Such evidence of tax fraud can also apply to tax planner fraud, i.e. situations in which a tax planner is the individual responsible for defrauding the IRS by employing any one of a number of techniques intended to illegally reduce tax liability. In addition to the abovementioned indicators, assertions by a tax planner that he or she can obtain larger refunds than other planners, or documents indicating a fee based upon a percentage of the amount refunded may be used as evidence of tax planner fraud.
The filer is ultimately responsible for the information contained in his or her tax return, so pointing fingers at the tax attorney after the fact will not relieve you of your obligation to disclose accurate information to the IRS. Thus, it is up to you to properly screen for the right tax specialist, and to avoid being lured in by a tax planner promising above average tax savings.

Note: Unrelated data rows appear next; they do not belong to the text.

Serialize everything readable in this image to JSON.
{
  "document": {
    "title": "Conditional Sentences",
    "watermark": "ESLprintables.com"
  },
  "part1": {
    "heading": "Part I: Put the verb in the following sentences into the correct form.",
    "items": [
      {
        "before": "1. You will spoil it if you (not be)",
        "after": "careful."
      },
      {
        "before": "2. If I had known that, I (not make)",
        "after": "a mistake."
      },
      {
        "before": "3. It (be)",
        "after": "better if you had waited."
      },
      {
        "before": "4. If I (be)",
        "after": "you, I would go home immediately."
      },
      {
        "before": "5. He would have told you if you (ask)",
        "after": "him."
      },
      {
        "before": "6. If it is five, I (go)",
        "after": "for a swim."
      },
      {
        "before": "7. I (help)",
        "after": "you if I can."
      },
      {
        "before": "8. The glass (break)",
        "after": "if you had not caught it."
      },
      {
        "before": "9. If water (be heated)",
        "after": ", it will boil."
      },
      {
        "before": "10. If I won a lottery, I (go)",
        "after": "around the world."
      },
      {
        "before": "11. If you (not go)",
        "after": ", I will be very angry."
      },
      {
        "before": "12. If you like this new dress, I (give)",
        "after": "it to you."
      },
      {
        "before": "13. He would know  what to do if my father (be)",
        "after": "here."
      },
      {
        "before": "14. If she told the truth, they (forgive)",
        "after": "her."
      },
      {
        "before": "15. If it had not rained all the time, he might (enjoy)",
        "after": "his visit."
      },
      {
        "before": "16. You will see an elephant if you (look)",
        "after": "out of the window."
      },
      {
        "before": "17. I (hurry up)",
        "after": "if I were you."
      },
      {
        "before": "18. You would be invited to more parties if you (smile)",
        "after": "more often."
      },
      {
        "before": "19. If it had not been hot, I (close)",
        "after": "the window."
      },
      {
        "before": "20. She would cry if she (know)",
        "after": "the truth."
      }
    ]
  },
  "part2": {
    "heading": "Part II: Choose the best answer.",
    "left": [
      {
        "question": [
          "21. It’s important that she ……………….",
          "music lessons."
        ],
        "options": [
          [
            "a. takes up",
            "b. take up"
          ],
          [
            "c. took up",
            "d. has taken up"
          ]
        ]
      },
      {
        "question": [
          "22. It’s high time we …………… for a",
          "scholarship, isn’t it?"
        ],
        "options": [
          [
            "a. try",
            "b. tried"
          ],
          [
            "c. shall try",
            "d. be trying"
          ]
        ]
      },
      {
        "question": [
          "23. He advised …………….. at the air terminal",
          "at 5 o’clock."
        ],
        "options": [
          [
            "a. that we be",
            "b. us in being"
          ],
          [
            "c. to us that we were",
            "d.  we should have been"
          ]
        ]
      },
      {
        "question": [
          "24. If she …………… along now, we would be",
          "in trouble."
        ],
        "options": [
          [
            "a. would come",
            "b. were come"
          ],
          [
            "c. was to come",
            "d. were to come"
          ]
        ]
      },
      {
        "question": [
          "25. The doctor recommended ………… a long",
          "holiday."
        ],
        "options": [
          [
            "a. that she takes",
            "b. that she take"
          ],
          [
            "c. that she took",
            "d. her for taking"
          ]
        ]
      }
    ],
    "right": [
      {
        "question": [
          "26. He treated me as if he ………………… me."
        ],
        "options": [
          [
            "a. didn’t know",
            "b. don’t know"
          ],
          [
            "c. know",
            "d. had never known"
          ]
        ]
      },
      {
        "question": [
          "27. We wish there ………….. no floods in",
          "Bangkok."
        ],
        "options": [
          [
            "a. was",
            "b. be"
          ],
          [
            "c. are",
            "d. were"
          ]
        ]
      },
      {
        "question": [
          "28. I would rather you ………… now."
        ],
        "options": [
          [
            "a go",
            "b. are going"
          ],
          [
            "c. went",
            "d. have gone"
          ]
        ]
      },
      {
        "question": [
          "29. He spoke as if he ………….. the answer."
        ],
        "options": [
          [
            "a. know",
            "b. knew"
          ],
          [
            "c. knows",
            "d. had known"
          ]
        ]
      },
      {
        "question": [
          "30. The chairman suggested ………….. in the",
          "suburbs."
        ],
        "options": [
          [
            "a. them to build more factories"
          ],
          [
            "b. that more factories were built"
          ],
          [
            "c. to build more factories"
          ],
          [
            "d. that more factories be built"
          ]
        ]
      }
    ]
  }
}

If you are a target of an IRS criminal investigation, receive notice of a third party summons, or have other reason to suspect that you may be under investigation, it is important that you seek the advice of a criminal tax attorney immediately. Time is of the essence; please contact a San Diego tax fraud lawyer for assistance as soon as possible.